--- Dataset entries Enclosed Below ---
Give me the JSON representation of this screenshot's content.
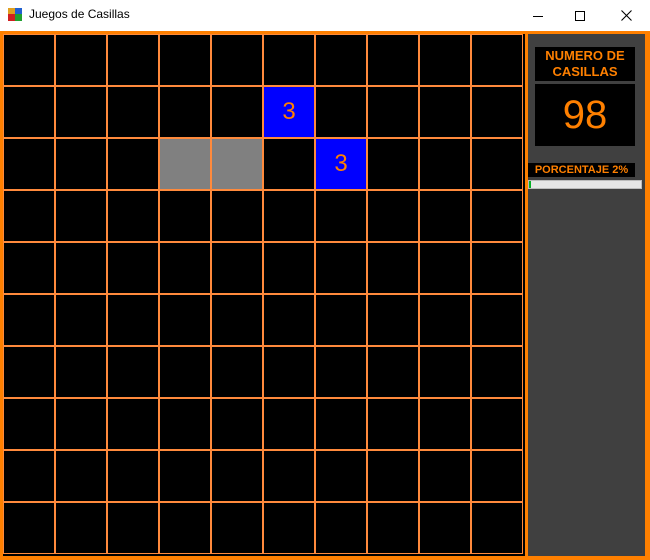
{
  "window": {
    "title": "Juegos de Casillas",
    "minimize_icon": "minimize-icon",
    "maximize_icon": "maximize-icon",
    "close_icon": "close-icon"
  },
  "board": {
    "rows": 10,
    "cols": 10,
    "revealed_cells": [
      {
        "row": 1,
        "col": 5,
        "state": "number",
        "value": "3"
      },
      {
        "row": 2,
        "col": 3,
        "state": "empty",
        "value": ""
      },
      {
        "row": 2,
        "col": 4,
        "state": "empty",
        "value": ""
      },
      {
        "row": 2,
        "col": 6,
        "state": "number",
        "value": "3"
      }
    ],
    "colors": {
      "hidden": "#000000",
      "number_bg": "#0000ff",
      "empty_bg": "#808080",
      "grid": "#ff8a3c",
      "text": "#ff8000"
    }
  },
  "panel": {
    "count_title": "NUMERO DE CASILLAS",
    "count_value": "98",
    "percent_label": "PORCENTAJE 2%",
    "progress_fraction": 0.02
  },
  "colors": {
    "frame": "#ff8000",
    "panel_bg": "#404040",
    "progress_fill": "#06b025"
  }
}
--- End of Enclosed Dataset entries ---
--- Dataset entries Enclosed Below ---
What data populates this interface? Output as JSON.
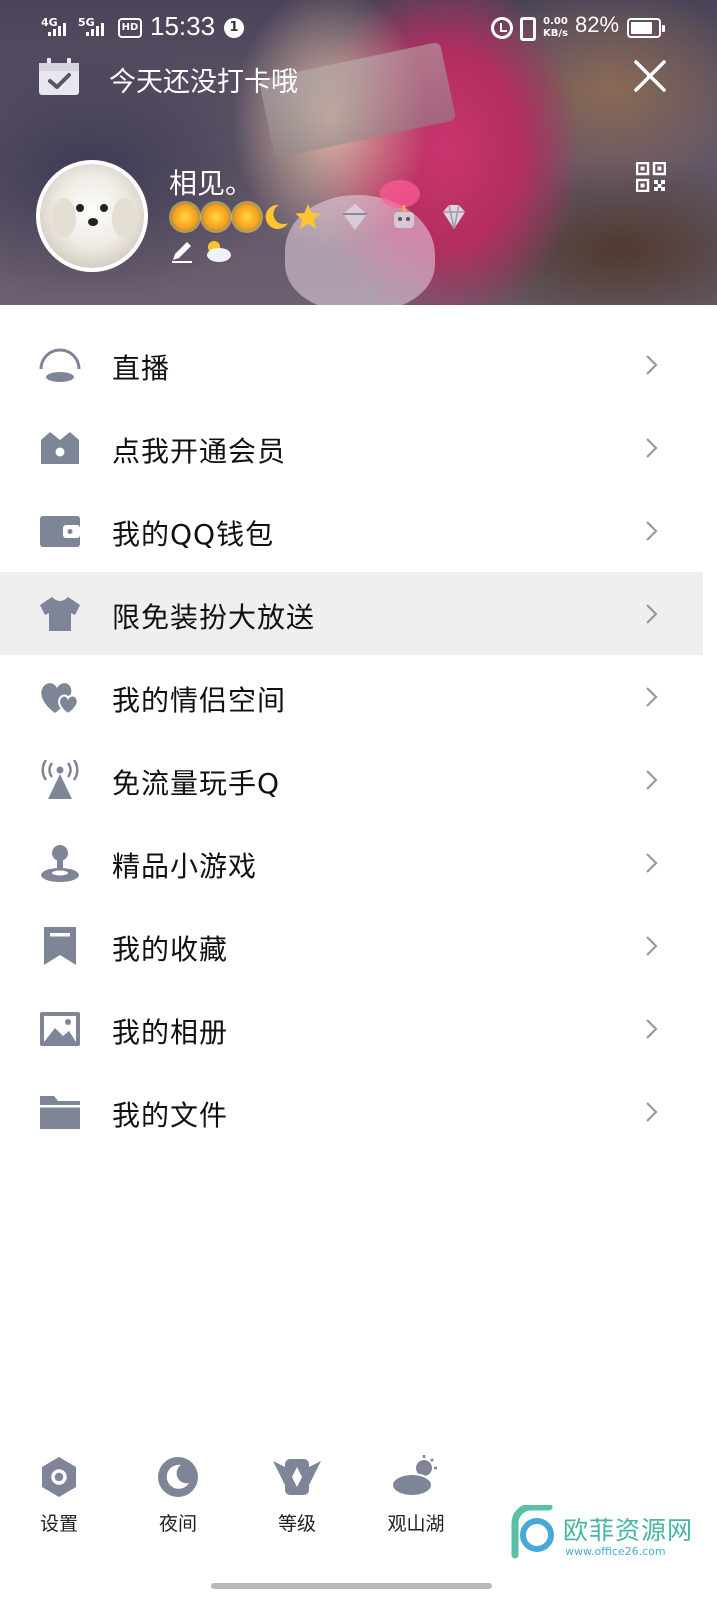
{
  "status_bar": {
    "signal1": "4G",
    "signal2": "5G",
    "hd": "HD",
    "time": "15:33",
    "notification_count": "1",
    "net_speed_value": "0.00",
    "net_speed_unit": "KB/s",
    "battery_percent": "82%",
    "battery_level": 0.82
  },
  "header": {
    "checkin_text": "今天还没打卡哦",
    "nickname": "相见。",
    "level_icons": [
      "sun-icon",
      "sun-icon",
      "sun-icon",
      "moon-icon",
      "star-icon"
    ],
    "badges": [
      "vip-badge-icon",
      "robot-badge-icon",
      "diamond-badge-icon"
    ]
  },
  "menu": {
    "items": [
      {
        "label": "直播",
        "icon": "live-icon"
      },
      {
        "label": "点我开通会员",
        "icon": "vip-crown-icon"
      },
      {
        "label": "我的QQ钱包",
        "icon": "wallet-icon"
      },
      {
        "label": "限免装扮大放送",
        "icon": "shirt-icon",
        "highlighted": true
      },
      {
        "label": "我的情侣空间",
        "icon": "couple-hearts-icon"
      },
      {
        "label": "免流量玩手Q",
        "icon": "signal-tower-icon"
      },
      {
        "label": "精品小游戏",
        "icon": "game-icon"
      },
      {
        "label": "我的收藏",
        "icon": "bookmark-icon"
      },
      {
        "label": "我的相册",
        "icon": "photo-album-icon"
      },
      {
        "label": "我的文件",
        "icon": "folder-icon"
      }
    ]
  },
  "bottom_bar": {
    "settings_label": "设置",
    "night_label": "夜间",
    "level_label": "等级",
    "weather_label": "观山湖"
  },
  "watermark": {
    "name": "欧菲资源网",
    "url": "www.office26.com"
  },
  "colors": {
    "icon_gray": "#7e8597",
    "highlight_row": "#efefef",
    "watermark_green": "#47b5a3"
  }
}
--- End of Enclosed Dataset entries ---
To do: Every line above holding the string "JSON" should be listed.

Output:
Give me the JSON representation of this screenshot's content.
What data populates this interface? Output as JSON.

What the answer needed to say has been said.